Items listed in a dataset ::
======
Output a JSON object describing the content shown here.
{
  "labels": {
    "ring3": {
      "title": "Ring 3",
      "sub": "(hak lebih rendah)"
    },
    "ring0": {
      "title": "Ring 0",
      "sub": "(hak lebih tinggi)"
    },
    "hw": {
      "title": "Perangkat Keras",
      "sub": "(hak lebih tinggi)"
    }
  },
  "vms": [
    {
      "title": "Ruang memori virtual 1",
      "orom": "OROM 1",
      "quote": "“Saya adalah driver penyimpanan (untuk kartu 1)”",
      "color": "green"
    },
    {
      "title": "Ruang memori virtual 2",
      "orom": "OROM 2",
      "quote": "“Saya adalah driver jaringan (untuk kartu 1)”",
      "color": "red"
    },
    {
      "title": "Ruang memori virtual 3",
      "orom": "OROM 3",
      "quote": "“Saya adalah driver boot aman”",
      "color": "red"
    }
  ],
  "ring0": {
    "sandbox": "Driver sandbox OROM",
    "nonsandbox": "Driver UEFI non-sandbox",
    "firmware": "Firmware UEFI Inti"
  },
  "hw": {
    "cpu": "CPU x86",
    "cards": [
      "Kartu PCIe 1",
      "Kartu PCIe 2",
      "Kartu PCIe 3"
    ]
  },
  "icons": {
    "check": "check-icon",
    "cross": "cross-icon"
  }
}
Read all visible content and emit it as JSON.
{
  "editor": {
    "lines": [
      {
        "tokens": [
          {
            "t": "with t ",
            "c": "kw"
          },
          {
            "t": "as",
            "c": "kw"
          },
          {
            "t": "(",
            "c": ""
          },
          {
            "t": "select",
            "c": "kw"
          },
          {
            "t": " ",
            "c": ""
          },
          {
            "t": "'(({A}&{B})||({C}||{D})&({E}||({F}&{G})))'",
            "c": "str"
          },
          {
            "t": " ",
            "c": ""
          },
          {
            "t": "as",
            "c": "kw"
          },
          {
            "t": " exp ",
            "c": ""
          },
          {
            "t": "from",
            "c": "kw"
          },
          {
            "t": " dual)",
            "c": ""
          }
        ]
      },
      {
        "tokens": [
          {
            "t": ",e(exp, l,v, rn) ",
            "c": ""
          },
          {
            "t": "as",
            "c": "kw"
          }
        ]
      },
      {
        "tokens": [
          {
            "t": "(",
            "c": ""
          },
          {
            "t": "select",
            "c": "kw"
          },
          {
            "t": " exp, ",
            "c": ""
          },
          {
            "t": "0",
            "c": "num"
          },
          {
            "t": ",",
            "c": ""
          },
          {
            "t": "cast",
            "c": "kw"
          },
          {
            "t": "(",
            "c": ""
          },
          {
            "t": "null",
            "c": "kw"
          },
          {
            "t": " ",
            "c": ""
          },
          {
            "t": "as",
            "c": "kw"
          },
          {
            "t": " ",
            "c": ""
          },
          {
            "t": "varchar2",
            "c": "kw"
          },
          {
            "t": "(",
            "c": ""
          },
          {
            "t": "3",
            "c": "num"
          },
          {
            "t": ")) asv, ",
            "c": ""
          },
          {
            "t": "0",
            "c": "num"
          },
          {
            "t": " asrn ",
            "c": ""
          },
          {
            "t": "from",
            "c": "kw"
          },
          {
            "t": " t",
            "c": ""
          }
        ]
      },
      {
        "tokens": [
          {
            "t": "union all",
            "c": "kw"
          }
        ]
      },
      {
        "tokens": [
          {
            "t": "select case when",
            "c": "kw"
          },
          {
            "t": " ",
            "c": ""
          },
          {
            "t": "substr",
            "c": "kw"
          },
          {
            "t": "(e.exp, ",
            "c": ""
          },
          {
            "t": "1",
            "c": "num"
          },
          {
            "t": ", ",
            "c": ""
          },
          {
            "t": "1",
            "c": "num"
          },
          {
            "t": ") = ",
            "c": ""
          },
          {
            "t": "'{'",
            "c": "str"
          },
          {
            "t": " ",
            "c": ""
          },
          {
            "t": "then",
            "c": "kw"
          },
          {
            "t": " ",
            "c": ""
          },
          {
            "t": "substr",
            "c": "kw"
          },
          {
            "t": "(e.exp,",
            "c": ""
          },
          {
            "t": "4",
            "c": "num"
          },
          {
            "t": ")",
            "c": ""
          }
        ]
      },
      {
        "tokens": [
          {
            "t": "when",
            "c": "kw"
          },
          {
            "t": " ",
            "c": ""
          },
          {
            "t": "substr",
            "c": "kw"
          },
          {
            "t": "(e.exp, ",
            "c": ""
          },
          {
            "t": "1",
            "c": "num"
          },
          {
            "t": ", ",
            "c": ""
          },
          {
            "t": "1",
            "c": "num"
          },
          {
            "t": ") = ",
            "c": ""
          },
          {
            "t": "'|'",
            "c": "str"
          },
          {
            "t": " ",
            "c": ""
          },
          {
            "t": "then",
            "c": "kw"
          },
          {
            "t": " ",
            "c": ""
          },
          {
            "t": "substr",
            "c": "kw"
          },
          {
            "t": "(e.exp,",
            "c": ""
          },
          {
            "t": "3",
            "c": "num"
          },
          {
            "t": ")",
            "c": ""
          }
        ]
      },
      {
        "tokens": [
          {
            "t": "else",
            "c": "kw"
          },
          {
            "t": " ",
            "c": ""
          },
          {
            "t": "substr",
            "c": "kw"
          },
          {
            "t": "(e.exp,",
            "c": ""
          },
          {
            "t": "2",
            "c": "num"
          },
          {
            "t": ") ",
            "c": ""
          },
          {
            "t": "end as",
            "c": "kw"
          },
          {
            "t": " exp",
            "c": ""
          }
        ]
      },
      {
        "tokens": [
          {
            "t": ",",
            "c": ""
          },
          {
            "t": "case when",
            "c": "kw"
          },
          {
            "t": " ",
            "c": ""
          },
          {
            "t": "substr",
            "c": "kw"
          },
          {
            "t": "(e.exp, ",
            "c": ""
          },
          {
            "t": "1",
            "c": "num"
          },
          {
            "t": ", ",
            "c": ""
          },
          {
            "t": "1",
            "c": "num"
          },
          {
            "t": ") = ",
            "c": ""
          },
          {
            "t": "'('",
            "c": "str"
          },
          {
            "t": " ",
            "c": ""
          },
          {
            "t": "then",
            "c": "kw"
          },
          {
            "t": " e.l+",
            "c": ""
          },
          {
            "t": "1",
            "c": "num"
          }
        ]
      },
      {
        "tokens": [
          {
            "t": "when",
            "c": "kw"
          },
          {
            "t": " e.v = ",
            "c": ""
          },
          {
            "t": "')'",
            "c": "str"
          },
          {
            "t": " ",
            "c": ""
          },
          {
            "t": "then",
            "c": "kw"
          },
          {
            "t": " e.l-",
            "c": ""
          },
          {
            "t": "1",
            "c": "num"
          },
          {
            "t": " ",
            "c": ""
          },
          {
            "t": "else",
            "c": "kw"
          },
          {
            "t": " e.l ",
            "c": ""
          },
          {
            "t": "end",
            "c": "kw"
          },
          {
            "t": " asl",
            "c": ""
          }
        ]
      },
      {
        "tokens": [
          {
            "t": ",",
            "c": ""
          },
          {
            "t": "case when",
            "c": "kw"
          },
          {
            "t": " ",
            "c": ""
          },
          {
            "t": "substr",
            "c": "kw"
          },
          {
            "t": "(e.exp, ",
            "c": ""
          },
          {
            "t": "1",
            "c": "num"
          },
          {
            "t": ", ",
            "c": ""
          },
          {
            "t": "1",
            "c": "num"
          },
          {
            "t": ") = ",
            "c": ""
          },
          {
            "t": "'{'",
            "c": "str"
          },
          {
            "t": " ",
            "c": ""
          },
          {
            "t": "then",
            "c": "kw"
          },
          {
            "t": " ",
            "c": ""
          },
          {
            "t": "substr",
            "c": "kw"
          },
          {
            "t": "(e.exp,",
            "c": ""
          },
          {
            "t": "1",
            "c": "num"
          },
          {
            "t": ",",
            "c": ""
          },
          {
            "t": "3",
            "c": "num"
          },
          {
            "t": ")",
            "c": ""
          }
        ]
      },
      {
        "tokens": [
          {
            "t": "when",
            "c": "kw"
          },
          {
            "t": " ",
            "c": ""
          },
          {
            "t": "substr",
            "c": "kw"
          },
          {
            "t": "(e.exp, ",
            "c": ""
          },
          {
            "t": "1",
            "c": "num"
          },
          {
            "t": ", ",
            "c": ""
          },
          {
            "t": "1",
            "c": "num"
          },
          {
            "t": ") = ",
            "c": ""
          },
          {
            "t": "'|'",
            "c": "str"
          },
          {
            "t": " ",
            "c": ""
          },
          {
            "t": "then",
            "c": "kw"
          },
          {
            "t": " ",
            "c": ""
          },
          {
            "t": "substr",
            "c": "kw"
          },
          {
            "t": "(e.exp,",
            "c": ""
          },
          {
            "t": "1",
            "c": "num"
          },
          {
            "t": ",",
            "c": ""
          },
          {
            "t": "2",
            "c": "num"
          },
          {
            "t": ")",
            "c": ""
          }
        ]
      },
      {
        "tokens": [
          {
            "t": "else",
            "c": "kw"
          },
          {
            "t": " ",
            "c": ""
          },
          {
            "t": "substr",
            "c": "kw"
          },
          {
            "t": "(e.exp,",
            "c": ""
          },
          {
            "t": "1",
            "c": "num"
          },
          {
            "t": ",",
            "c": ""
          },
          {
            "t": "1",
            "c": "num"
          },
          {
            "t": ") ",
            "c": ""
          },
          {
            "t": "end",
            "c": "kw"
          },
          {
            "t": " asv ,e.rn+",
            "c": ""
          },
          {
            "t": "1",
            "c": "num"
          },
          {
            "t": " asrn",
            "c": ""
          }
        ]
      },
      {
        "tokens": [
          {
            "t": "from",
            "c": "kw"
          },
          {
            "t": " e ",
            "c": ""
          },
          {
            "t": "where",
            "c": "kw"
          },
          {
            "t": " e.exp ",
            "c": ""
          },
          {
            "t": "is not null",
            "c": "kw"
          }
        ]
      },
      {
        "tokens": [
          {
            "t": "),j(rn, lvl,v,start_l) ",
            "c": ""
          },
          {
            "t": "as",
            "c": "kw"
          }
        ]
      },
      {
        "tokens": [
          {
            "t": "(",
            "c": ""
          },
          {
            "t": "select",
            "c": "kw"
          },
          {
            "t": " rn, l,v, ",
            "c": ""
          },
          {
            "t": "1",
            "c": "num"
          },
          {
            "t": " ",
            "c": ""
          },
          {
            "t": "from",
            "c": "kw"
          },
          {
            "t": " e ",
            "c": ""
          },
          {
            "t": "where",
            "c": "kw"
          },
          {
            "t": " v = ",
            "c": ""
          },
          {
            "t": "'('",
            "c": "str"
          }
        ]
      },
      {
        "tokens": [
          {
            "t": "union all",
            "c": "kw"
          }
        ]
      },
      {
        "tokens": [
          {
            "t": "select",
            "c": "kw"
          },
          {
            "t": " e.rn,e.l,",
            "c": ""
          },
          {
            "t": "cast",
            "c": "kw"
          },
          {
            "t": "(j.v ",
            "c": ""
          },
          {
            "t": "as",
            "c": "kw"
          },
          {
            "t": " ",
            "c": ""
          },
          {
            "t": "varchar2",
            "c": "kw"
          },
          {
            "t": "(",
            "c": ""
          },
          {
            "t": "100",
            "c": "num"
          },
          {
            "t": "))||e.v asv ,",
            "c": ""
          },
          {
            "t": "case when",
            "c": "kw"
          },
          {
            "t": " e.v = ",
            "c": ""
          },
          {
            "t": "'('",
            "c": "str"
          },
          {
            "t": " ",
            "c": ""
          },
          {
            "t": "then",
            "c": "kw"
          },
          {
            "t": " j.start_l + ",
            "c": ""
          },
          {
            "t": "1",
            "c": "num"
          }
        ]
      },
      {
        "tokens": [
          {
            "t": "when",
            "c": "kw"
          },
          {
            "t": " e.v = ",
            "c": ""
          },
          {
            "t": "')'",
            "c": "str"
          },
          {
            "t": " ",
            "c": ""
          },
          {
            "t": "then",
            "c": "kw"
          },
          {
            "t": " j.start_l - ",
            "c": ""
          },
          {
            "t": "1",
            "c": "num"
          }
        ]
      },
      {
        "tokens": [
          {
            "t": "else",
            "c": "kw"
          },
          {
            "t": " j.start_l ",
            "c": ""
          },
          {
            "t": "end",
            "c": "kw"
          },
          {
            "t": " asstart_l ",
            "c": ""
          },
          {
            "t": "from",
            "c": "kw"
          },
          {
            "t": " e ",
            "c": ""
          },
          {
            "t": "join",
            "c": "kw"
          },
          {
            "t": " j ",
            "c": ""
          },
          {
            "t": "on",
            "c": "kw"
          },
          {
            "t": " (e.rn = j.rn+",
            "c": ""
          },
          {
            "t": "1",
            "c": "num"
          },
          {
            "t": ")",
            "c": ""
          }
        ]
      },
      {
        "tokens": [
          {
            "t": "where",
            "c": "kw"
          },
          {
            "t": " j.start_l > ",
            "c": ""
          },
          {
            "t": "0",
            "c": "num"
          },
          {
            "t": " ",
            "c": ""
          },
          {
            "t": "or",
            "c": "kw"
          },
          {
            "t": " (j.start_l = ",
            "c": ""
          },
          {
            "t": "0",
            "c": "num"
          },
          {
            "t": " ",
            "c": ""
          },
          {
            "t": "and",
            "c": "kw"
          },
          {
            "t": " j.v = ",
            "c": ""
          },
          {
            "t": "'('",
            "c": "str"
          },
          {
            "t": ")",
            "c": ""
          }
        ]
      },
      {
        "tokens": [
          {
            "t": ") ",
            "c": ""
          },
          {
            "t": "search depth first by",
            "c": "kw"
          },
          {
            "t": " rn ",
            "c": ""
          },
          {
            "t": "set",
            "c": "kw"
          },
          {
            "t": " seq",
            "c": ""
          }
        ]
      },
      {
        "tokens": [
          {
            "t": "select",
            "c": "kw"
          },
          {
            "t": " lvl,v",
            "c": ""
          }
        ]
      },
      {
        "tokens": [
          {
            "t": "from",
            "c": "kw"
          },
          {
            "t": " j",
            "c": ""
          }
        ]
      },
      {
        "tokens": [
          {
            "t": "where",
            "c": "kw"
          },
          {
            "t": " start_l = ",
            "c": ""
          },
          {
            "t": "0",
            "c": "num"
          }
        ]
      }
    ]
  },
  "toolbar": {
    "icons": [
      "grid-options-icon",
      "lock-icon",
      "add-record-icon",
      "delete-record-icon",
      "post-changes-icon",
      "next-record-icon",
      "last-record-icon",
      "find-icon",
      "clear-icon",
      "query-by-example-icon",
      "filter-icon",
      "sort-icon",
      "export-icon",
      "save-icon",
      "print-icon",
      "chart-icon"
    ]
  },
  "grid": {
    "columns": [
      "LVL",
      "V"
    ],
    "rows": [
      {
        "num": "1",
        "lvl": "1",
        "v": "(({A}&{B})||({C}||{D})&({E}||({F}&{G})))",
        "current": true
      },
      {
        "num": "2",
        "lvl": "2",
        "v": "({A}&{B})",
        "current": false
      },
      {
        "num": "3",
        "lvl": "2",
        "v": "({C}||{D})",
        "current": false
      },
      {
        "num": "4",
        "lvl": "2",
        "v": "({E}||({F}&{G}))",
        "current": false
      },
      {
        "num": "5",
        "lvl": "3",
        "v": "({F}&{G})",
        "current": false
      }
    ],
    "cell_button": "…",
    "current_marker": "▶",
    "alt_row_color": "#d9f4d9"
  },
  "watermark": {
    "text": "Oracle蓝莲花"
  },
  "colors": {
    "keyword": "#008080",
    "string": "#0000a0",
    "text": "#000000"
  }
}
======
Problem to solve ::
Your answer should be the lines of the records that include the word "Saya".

Solution to this task ::
      "quote": "“Saya adalah driver penyimpanan (untuk kartu 1)”",
      "quote": "“Saya adalah driver jaringan (untuk kartu 1)”",
      "quote": "“Saya adalah driver boot aman”",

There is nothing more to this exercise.